(Data excerpts)
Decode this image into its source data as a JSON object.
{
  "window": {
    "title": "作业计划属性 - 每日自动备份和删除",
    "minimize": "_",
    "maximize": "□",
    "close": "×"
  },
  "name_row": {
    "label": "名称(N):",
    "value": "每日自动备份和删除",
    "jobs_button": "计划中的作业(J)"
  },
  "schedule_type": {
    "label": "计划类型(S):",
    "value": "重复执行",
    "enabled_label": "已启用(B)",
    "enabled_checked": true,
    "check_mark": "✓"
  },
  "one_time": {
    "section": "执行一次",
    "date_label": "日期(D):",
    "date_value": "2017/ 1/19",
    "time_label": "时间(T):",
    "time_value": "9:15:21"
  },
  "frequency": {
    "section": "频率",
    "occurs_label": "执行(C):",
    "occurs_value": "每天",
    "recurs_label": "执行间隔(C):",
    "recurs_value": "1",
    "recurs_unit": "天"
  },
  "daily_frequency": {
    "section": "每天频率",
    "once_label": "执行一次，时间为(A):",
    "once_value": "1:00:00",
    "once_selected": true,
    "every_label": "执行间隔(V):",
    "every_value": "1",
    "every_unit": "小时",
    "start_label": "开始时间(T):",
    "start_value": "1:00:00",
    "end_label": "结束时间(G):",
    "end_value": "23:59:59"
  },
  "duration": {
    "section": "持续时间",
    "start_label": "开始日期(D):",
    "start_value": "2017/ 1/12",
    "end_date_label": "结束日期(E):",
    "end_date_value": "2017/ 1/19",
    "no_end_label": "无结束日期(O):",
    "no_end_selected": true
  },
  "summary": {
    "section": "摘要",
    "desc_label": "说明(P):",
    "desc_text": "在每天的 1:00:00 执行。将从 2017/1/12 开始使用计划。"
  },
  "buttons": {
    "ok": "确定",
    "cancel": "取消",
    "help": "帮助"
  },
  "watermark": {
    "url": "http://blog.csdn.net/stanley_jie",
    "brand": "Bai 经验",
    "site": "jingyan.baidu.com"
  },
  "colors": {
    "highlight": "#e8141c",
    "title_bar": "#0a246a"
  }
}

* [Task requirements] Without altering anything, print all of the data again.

* [Response to the task]
Decode this image into its source data as a JSON object.
{
  "window": {
    "title": "作业计划属性 - 每日自动备份和删除",
    "minimize": "_",
    "maximize": "□",
    "close": "×"
  },
  "name_row": {
    "label": "名称(N):",
    "value": "每日自动备份和删除",
    "jobs_button": "计划中的作业(J)"
  },
  "schedule_type": {
    "label": "计划类型(S):",
    "value": "重复执行",
    "enabled_label": "已启用(B)",
    "enabled_checked": true,
    "check_mark": "✓"
  },
  "one_time": {
    "section": "执行一次",
    "date_label": "日期(D):",
    "date_value": "2017/ 1/19",
    "time_label": "时间(T):",
    "time_value": "9:15:21"
  },
  "frequency": {
    "section": "频率",
    "occurs_label": "执行(C):",
    "occurs_value": "每天",
    "recurs_label": "执行间隔(C):",
    "recurs_value": "1",
    "recurs_unit": "天"
  },
  "daily_frequency": {
    "section": "每天频率",
    "once_label": "执行一次，时间为(A):",
    "once_value": "1:00:00",
    "once_selected": true,
    "every_label": "执行间隔(V):",
    "every_value": "1",
    "every_unit": "小时",
    "start_label": "开始时间(T):",
    "start_value": "1:00:00",
    "end_label": "结束时间(G):",
    "end_value": "23:59:59"
  },
  "duration": {
    "section": "持续时间",
    "start_label": "开始日期(D):",
    "start_value": "2017/ 1/12",
    "end_date_label": "结束日期(E):",
    "end_date_value": "2017/ 1/19",
    "no_end_label": "无结束日期(O):",
    "no_end_selected": true
  },
  "summary": {
    "section": "摘要",
    "desc_label": "说明(P):",
    "desc_text": "在每天的 1:00:00 执行。将从 2017/1/12 开始使用计划。"
  },
  "buttons": {
    "ok": "确定",
    "cancel": "取消",
    "help": "帮助"
  },
  "watermark": {
    "url": "http://blog.csdn.net/stanley_jie",
    "brand": "Bai 经验",
    "site": "jingyan.baidu.com"
  },
  "colors": {
    "highlight": "#e8141c",
    "title_bar": "#0a246a"
  }
}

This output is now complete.